TASK INPUTS —

———

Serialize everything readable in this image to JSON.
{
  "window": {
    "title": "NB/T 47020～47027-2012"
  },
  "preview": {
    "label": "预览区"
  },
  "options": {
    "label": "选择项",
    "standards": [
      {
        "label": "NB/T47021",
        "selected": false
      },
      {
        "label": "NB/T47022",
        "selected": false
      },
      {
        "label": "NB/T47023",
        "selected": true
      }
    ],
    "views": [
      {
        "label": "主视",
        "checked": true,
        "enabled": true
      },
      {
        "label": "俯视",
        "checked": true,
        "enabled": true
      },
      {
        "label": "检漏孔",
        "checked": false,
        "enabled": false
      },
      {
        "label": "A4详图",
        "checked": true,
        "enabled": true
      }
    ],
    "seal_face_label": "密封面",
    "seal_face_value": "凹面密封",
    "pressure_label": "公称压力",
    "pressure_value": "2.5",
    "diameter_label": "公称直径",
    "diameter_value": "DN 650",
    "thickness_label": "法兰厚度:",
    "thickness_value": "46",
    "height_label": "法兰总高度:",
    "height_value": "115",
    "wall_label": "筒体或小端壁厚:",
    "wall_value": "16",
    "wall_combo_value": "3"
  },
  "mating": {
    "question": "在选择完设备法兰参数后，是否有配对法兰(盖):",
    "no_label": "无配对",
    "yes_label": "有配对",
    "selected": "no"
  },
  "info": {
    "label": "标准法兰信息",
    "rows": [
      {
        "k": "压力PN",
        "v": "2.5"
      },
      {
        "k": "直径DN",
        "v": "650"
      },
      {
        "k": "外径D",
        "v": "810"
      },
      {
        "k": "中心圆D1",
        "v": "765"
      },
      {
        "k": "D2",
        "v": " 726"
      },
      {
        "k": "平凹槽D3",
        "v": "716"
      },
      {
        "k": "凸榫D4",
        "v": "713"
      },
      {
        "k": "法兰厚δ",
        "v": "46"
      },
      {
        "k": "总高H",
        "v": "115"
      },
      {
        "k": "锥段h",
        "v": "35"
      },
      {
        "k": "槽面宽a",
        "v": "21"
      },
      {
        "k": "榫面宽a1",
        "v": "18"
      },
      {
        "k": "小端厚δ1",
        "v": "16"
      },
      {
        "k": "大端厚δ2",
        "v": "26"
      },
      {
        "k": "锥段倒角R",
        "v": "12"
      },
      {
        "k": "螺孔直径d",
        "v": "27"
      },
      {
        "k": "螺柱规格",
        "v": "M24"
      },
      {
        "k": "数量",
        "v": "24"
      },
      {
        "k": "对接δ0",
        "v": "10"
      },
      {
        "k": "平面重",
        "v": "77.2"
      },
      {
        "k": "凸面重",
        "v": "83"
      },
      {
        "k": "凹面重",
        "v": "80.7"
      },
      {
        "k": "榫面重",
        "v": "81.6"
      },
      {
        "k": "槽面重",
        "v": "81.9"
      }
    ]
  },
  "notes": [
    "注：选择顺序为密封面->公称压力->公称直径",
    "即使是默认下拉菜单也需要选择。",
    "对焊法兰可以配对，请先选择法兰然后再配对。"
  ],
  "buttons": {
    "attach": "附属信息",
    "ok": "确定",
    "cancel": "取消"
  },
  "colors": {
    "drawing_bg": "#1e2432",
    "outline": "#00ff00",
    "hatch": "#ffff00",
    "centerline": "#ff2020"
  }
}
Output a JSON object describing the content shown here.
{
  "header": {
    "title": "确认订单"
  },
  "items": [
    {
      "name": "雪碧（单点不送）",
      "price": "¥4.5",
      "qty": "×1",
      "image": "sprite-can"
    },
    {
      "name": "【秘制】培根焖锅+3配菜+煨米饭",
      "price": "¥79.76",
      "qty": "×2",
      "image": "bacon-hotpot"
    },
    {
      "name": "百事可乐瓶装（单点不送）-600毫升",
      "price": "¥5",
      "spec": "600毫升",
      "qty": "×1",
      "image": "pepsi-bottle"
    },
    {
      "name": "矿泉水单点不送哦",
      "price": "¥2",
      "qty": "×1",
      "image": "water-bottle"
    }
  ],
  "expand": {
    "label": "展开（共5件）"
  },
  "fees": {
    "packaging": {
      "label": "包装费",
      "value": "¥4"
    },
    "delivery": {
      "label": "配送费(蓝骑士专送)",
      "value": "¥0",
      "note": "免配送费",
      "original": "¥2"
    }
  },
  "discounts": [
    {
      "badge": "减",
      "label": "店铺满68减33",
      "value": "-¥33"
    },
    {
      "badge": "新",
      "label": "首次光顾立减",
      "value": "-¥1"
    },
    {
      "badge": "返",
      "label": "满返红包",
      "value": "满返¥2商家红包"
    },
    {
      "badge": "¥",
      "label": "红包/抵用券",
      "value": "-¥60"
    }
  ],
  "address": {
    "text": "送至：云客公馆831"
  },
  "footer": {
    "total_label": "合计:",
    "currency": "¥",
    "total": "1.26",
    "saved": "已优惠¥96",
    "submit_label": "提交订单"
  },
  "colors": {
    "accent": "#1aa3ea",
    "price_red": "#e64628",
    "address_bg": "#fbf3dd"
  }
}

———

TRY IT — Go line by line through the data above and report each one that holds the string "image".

WRITTEN ANSWER —
Serialize everything readable in this image to JSON.
      "image": "sprite-can"
      "image": "bacon-hotpot"
      "image": "pepsi-bottle"
      "image": "water-bottle"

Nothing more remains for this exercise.